Multiplayer is something that is hard to ignore. It’s in almost every game, even the most abstract ones like Journey. But is multiplayer always necessary? Lately developers seem to be adding it into every game, reasoning that it adds longevity and a higher attach rate than a single player experience. I’d like to dispute that.
The main game that brought me to write this article was Batman: Arkham Origins. As a fan of the series and the writing I was more than pleased with Origins, though there was plenty of room for improvement. But instead of having a full team of developers focus on the very frequent bugs or even add some more detail to the world, they instead used their budget to tack on a very terrible multiplayer- a multiplayer that has little to nothing to do with the core game.
While I do commend the efforts of the team for doing something different with 3v3v2 matches, it’s all lost when you are forced play as a Bane or Joker goon. All of a sudden, the game goes from being a stealthy brawler to a 3rd person shooter with clunky controls; it just doesn’t work. So if developers say that Multiplayer adds to the longevity of a game, why is it I haven’t touched it since launch? One thing that is keeping that game in my collection is waiting for the single player DLC.
So much can be said about single player DLC. The Last of Us is a very rare example of a game with both an award winning single player and a fun and exciting multiplayer. While the season pass dishes out some maps every so often, the real meat of why people are keeping their game is for more of the story DLC.
(Now this is worth while content)

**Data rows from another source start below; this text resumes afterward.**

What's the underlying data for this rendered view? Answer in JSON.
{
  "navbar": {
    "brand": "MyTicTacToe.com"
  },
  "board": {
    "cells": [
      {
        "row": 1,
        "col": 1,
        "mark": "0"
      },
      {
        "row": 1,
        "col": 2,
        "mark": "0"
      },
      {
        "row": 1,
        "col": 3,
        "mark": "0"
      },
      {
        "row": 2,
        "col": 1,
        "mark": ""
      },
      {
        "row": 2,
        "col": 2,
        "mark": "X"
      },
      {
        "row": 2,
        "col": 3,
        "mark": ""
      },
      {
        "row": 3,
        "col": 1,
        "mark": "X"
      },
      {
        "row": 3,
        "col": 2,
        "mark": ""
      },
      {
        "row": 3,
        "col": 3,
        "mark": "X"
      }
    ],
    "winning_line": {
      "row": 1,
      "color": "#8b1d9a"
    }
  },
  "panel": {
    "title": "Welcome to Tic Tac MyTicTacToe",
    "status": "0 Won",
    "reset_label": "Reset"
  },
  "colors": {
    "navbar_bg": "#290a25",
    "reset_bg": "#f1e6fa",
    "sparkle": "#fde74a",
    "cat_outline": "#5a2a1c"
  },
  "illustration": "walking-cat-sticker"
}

Single player DLC personally feels like it goes a long way over multiplayer, which brings me to Bioshock Infinite. Bioshock is deeply rooted in its lore and the world it has created, and Infinite has sparked more discussions amongst gamers than any other game in recent years. After his previous attempt at multiplayer in Bioshock 2 (which was panned by reviewers, though I really liked it) game director Ken Levine suggested a multiplayer for Infinite. However, this was later cancelled due to budget constraints, time constraints, and the fact that it just wasn’t working. In turn more time was spent on honing the story of Bioshock: Infinite. With no multiplayer, people are still holding onto their game and looking forward to the newest single player DLC, Burial at Sea(which you can find our review to episode 1 here)
Plenty of other games suffer from this forced multiplayer. SpecOps: The Line is heralded as one of the most emotional war FPS, but the one thing keeping its score down across all sites is its multiplayer. The same goes with Tomb Raider. If developers want their games to sell, they should avoid multiplayer when it’s not needed and instead focus on what they have and make what’s good great. It almost seems as plain as day. Let’s go back to Batman: Arkham Origins, a game that averages a 73 on Metacritic. If we apply this theory and take out the terrible multiplayer, fix the bugs, and add more to the story, wouldn’t that give you a better quality game? These changes could raise its score much higher, resulting in more people being interested in the game.